* Dollar buoyant with U.S. yields bouncing from 3-year lows
* Easing risk aversion weighs on yen, Swiss franc
* Graphic: World FX rates in 2019
By Shinichi Saoshiro
TOKYO, Aug 20 (Reuters) - The dollar held near a three-week high
on Tuesday, as expectations global economies would unleash fresh
stimulus and an improvement in appetite for riskier assets lifted
yields on U.S. government bonds.
Yields on benchmark U.S. Treasuries pulled away from three-year
lows as investors tip-toed back into riskier assets, lured by hopes
for stimulus in major economies such as Germany and China, which eased

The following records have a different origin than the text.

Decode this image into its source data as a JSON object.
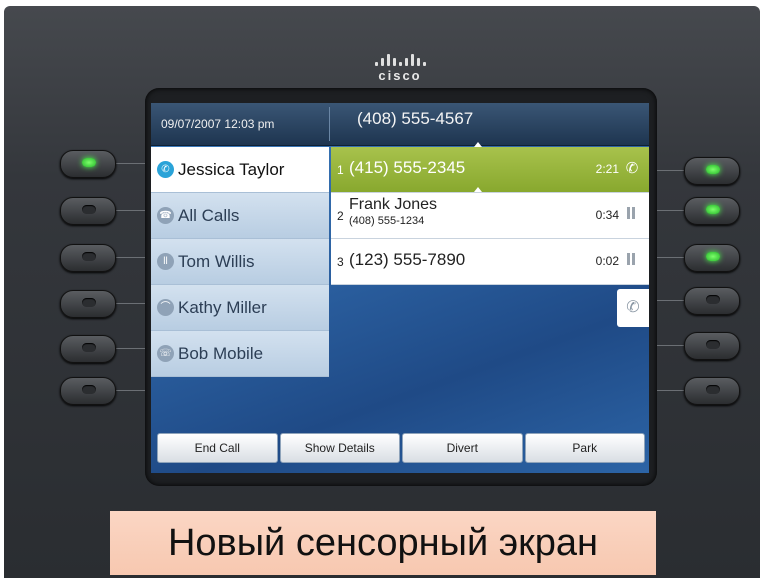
{
  "brand": {
    "logo_text": "cisco"
  },
  "header": {
    "datetime": "09/07/2007 12:03 pm",
    "number": "(408) 555-4567"
  },
  "lines": [
    {
      "label": "Jessica Taylor",
      "icon": "line-icon",
      "selected": true
    },
    {
      "label": "All Calls",
      "icon": "all-calls-icon",
      "selected": false
    },
    {
      "label": "Tom Willis",
      "icon": "hold-icon",
      "selected": false
    },
    {
      "label": "Kathy Miller",
      "icon": "hangup-icon",
      "selected": false
    },
    {
      "label": "Bob Mobile",
      "icon": "mobile-icon",
      "selected": false
    }
  ],
  "calls": [
    {
      "index": "1",
      "name": "(415) 555-2345",
      "sub": "",
      "time": "2:21",
      "state": "active"
    },
    {
      "index": "2",
      "name": "Frank Jones",
      "sub": "(408) 555-1234",
      "time": "0:34",
      "state": "hold"
    },
    {
      "index": "3",
      "name": "(123) 555-7890",
      "sub": "",
      "time": "0:02",
      "state": "hold"
    }
  ],
  "softkeys": {
    "end_call": "End Call",
    "show_details": "Show Details",
    "divert": "Divert",
    "park": "Park"
  },
  "caption": "Новый сенсорный экран",
  "colors": {
    "active_call": "#9bb83e",
    "led_on": "#3fd43a",
    "caption_bg": "#f9cfb9",
    "screen_bg": "#2a5e9e"
  }
}
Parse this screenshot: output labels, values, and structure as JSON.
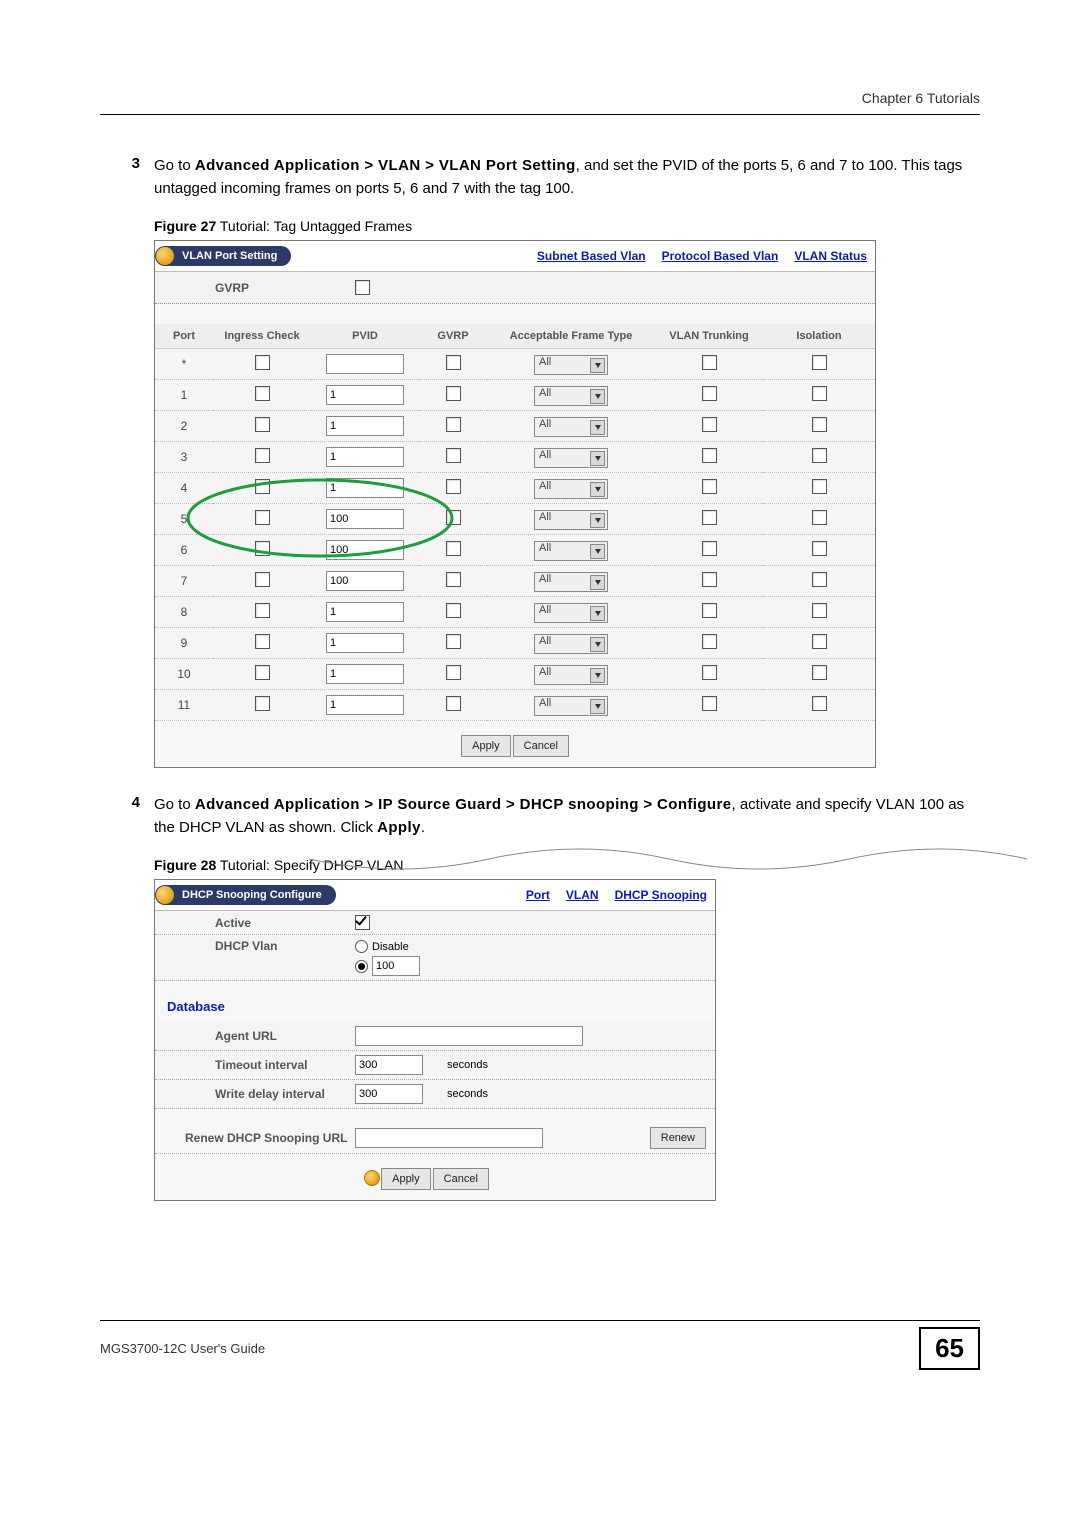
{
  "header": {
    "right": "Chapter 6 Tutorials"
  },
  "steps": {
    "s3": {
      "num": "3",
      "prefix": "Go to ",
      "path": "Advanced Application > VLAN > VLAN Port Setting",
      "suffix": ", and set the PVID of the ports 5, 6 and 7 to 100. This tags untagged incoming frames on ports 5, 6 and 7 with the tag 100."
    },
    "s4": {
      "num": "4",
      "prefix": "Go to ",
      "path": "Advanced Application > IP Source Guard > DHCP snooping > Configure",
      "suffix": ", activate and specify VLAN 100 as the DHCP VLAN as shown. Click ",
      "suffix_bold": "Apply",
      "suffix_end": "."
    }
  },
  "fig27": {
    "caption_b": "Figure 27",
    "caption": "   Tutorial: Tag Untagged Frames",
    "pill": "VLAN Port Setting",
    "links": {
      "l1": "Subnet Based Vlan",
      "l2": "Protocol Based Vlan",
      "l3": "VLAN Status"
    },
    "gvrp_label": "GVRP",
    "th": {
      "port": "Port",
      "ingress": "Ingress Check",
      "pvid": "PVID",
      "gvrp": "GVRP",
      "aft": "Acceptable Frame Type",
      "trunk": "VLAN Trunking",
      "iso": "Isolation"
    },
    "rows": [
      {
        "port": "*",
        "pvid": "",
        "aft": "All"
      },
      {
        "port": "1",
        "pvid": "1",
        "aft": "All"
      },
      {
        "port": "2",
        "pvid": "1",
        "aft": "All"
      },
      {
        "port": "3",
        "pvid": "1",
        "aft": "All"
      },
      {
        "port": "4",
        "pvid": "1",
        "aft": "All"
      },
      {
        "port": "5",
        "pvid": "100",
        "aft": "All"
      },
      {
        "port": "6",
        "pvid": "100",
        "aft": "All"
      },
      {
        "port": "7",
        "pvid": "100",
        "aft": "All"
      },
      {
        "port": "8",
        "pvid": "1",
        "aft": "All"
      },
      {
        "port": "9",
        "pvid": "1",
        "aft": "All"
      },
      {
        "port": "10",
        "pvid": "1",
        "aft": "All"
      },
      {
        "port": "11",
        "pvid": "1",
        "aft": "All"
      }
    ],
    "apply": "Apply",
    "cancel": "Cancel"
  },
  "fig28": {
    "caption_b": "Figure 28",
    "caption": "   Tutorial: Specify DHCP VLAN",
    "pill": "DHCP Snooping Configure",
    "links": {
      "l1": "Port",
      "l2": "VLAN",
      "l3": "DHCP Snooping"
    },
    "active_label": "Active",
    "dhcp_vlan_label": "DHCP Vlan",
    "disable_label": "Disable",
    "dhcp_vlan_value": "100",
    "database_label": "Database",
    "agent_url_label": "Agent URL",
    "agent_url_value": "",
    "timeout_label": "Timeout interval",
    "timeout_value": "300",
    "writedelay_label": "Write delay interval",
    "writedelay_value": "300",
    "seconds": "seconds",
    "renew_label": "Renew DHCP Snooping URL",
    "renew_value": "",
    "renew_btn": "Renew",
    "apply": "Apply",
    "cancel": "Cancel"
  },
  "footer": {
    "left": "MGS3700-12C User's Guide",
    "page": "65"
  }
}
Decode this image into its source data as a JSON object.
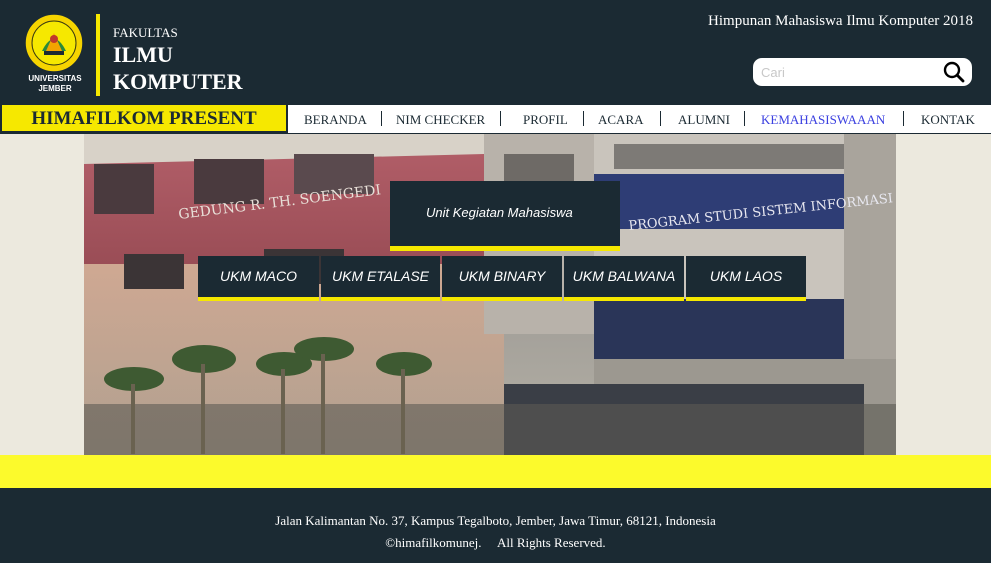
{
  "header": {
    "logo_text_line1": "UNIVERSITAS",
    "logo_text_line2": "JEMBER",
    "faculty_small": "FAKULTAS",
    "faculty_line1": "ILMU",
    "faculty_line2": "KOMPUTER",
    "org_title": "Himpunan Mahasiswa Ilmu Komputer 2018",
    "search_placeholder": "Cari"
  },
  "nav": {
    "banner": "HIMAFILKOM PRESENT",
    "items": [
      {
        "label": "BERANDA"
      },
      {
        "label": "NIM CHECKER"
      },
      {
        "label": "PROFIL"
      },
      {
        "label": "ACARA"
      },
      {
        "label": "ALUMNI"
      },
      {
        "label": "KEMAHASISWAAAN"
      },
      {
        "label": "KONTAK"
      }
    ],
    "active_index": 5
  },
  "hero": {
    "sign_left": "GEDUNG R. TH. SOENGEDI",
    "sign_right": "PROGRAM STUDI SISTEM INFORMASI",
    "ukm_title": "Unit Kegiatan Mahasiswa",
    "ukm_buttons": [
      {
        "label": "UKM MACO"
      },
      {
        "label": "UKM ETALASE"
      },
      {
        "label": "UKM BINARY"
      },
      {
        "label": "UKM BALWANA"
      },
      {
        "label": "UKM LAOS"
      }
    ]
  },
  "footer": {
    "address": "Jalan Kalimantan No. 37, Kampus Tegalboto, Jember, Jawa Timur, 68121, Indonesia",
    "copyright": "©himafilkomunej.     All Rights Reserved."
  },
  "colors": {
    "dark": "#1b2a33",
    "yellow": "#f6e800",
    "band_yellow": "#fcfa2c",
    "active_link": "#3b40e0"
  }
}
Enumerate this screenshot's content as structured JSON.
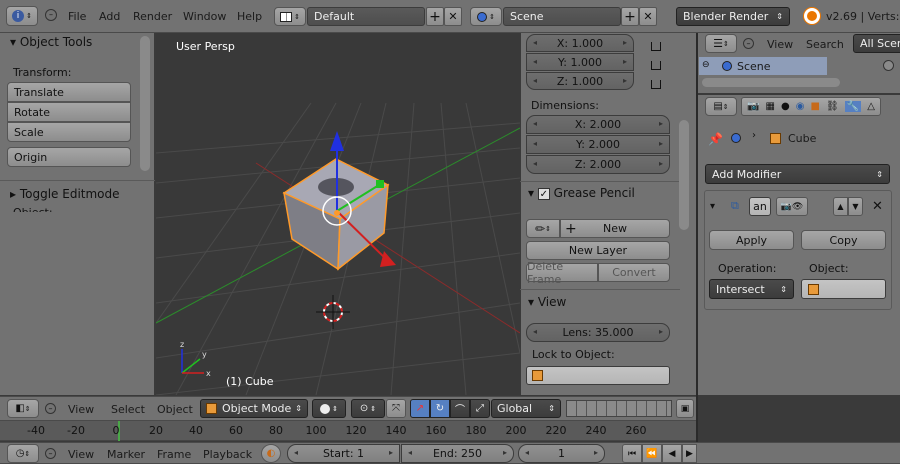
{
  "top_menu": {
    "items": [
      "File",
      "Add",
      "Render",
      "Window",
      "Help"
    ],
    "layout": "Default",
    "scene": "Scene",
    "engine": "Blender Render",
    "version": "v2.69 | Verts:"
  },
  "tool_shelf": {
    "title": "Object Tools",
    "transform_label": "Transform:",
    "buttons": [
      "Translate",
      "Rotate",
      "Scale"
    ],
    "origin": "Origin",
    "toggle_editmode": "Toggle Editmode",
    "cut_label": "Object:"
  },
  "viewport": {
    "persp": "User Persp",
    "object_label": "(1) Cube"
  },
  "n_panel": {
    "loc_x": "X: 1.000",
    "loc_y": "Y: 1.000",
    "loc_z": "Z: 1.000",
    "dimensions_label": "Dimensions:",
    "dim_x": "X: 2.000",
    "dim_y": "Y: 2.000",
    "dim_z": "Z: 2.000",
    "grease_pencil": "Grease Pencil",
    "new": "New",
    "new_layer": "New Layer",
    "delete_frame": "Delete Frame",
    "convert": "Convert",
    "view": "View",
    "lens": "Lens: 35.000",
    "lock_to_object": "Lock to Object:"
  },
  "outliner": {
    "view": "View",
    "search": "Search",
    "all_scenes": "All Scen",
    "scene": "Scene"
  },
  "properties": {
    "object_name": "Cube",
    "add_modifier": "Add Modifier",
    "modifier_name": "an",
    "apply": "Apply",
    "copy": "Copy",
    "operation_label": "Operation:",
    "object_label": "Object:",
    "operation_value": "Intersect"
  },
  "view3d_header": {
    "view": "View",
    "select": "Select",
    "object": "Object",
    "mode": "Object Mode",
    "orientation": "Global"
  },
  "timeline": {
    "ticks": [
      "-40",
      "-20",
      "0",
      "20",
      "40",
      "60",
      "80",
      "100",
      "120",
      "140",
      "160",
      "180",
      "200",
      "220",
      "240",
      "260"
    ],
    "view": "View",
    "marker": "Marker",
    "frame": "Frame",
    "playback": "Playback",
    "start": "Start: 1",
    "end": "End: 250",
    "current": "1"
  },
  "colors": {
    "panel_bg": "#727272",
    "viewport_bg": "#393939",
    "accent_blue": "#5680c2",
    "x_axis": "#d32020",
    "y_axis": "#20c020",
    "z_axis": "#2030e0",
    "selection_orange": "#ff9a2a"
  }
}
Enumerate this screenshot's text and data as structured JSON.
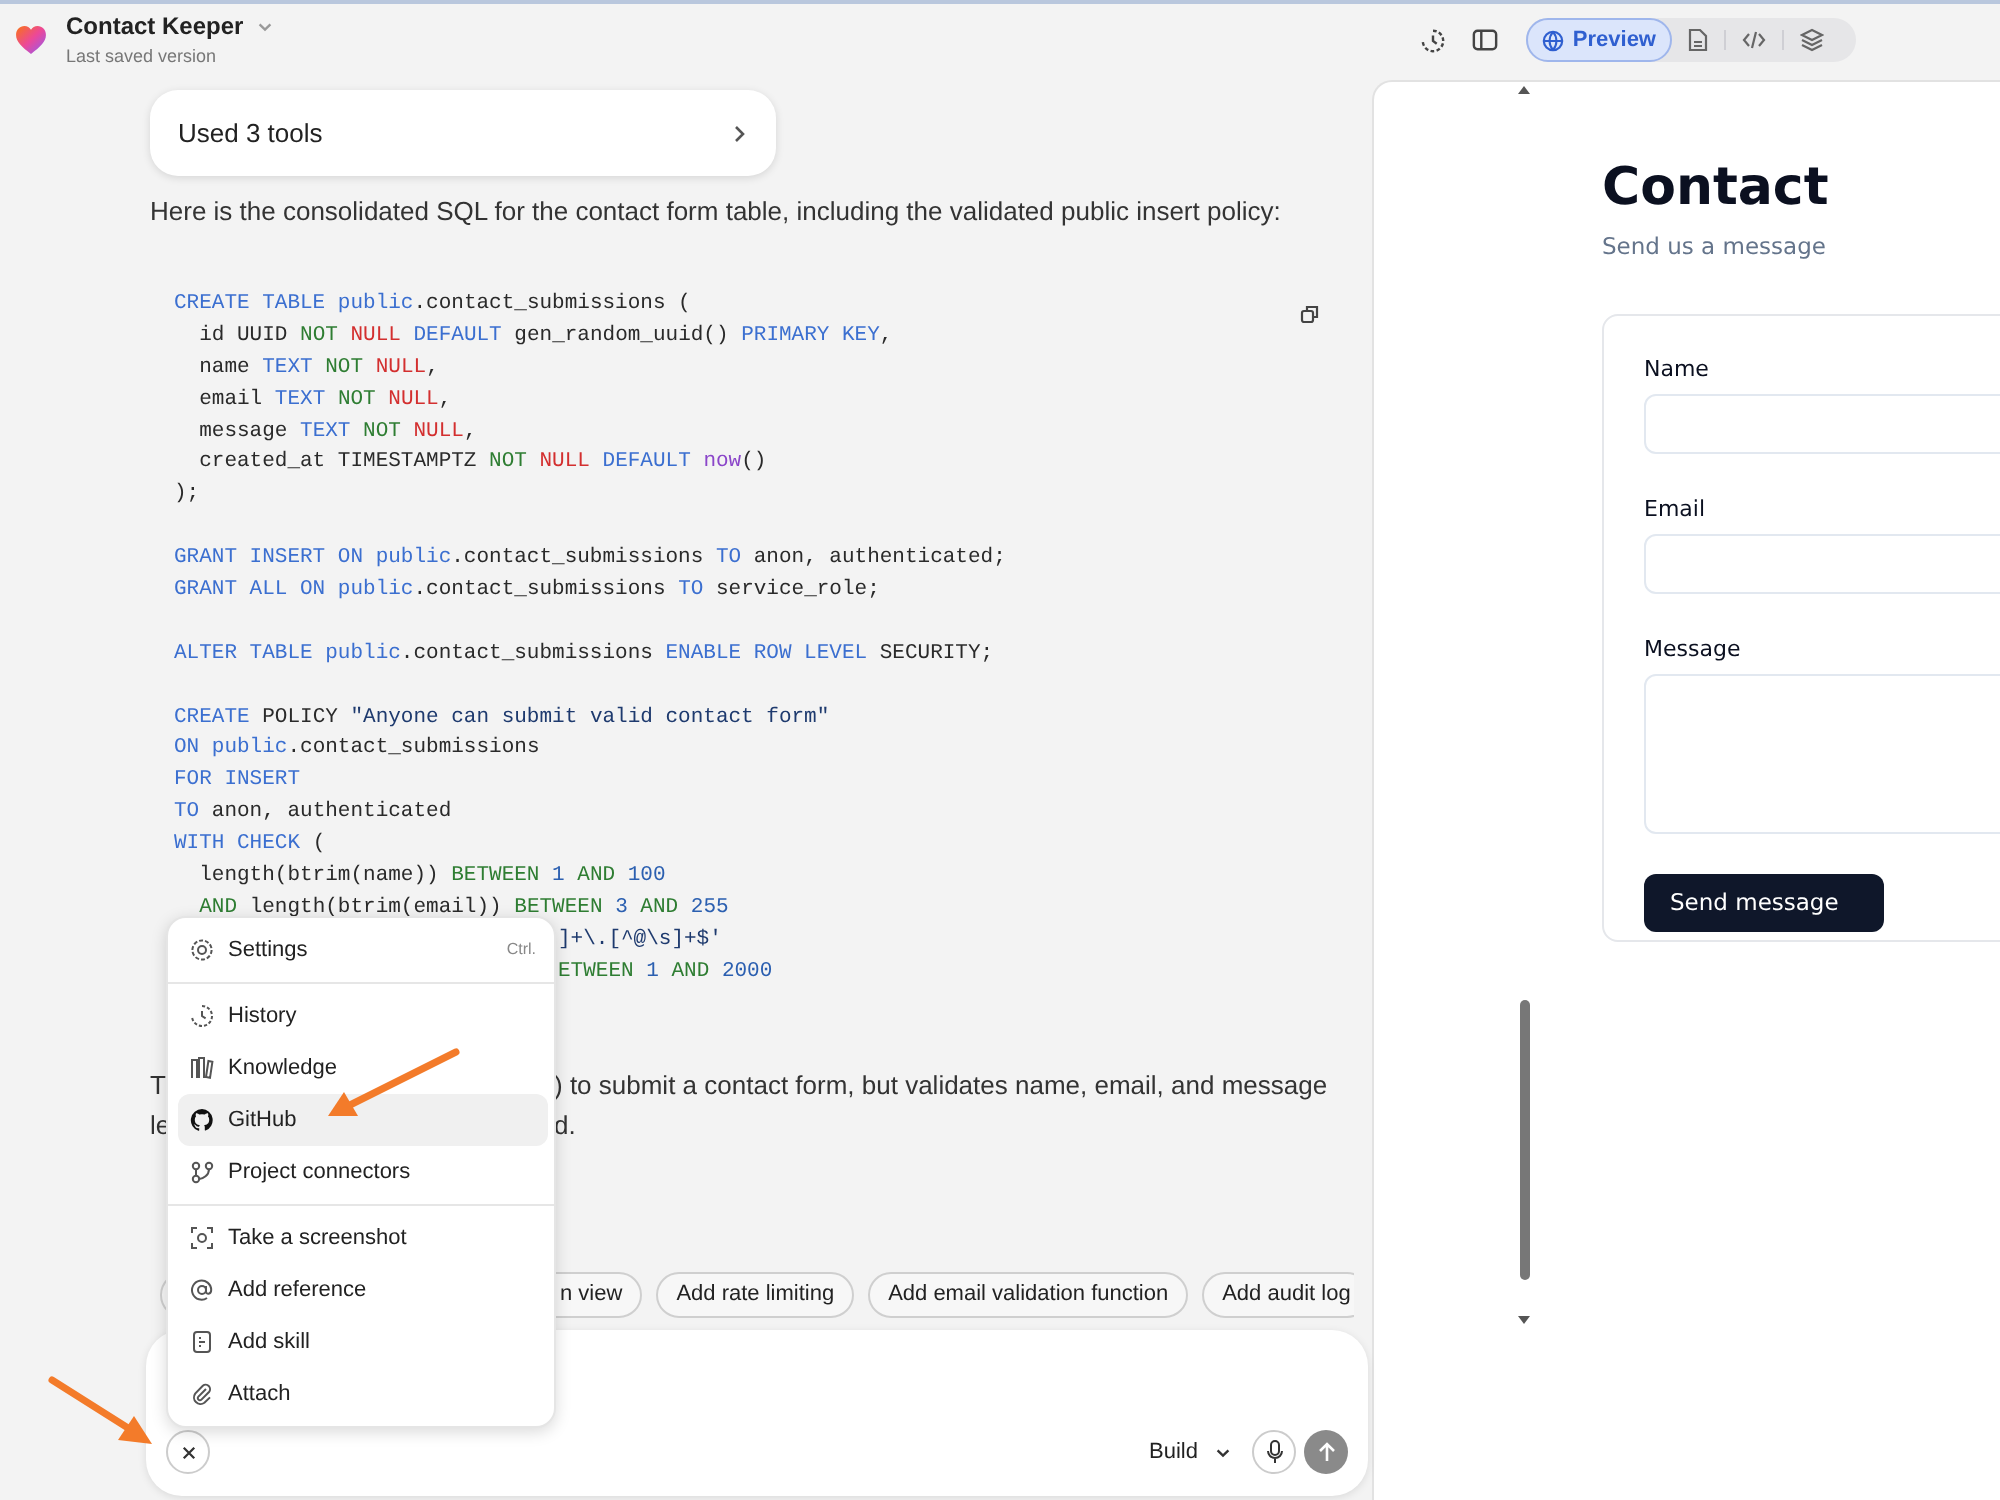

more recent global recession fears.
Investor focus on Tuesday will shift to the first setting of
China's new lending benchmark under its recent interest rate reforms,
due at 0130 GMT.
Risk appetite in global markets has been boosted this week by the
prospect of Germany ditching its balanced budget rule to boost
spending and China's interest rate reform plan, which is expected to
lower corporate borrowing costs.
"The dollar is higher across the board, tracking the rebound
in yields. The prospect of Germany embarking on stimulus was the
turning point and the dollar has regained momentum since," said
Yukio Ishizuki, senior currency strategist at Daiwa Securities.
The greenback traded little changed at 106.620 yen following
three straight sessions of gains, having moved away from a seven-month
low near 105.000 reached last week.
Against the Swiss franc, a currency sought in times of market
turmoil and political tensions along with the yen, the dollar hovered
near a two-week high of 0.9820 franc scaled overnight.
The euro was flat at $1.1081, caught near a two-week trough of
$1.1066 set on Friday.
The Australian dollar dipped 0.1% to $0.6757 against the
broadly higher dollar.
Market focus will shift to the annual symposium of global central
bankers starting on Friday at Jackson Hole, Wyoming.
Particular focus will centre on Fed Chairman Jerome Powell's
comments on monetary policy at a time when investors widely expect the
Fed to cut rates again at its next meeting in September.
"A series of further rate cuts by the Fed has already been
priced into the dollar. So the currency could gain a fresh boost if
Powell does not sound as dovish as expected and clouds rate cut
prospects," Ishizuki at Daiwa Securities said.
(Reporting by Shinichi Saoshiro; Editing by Sam Holmes)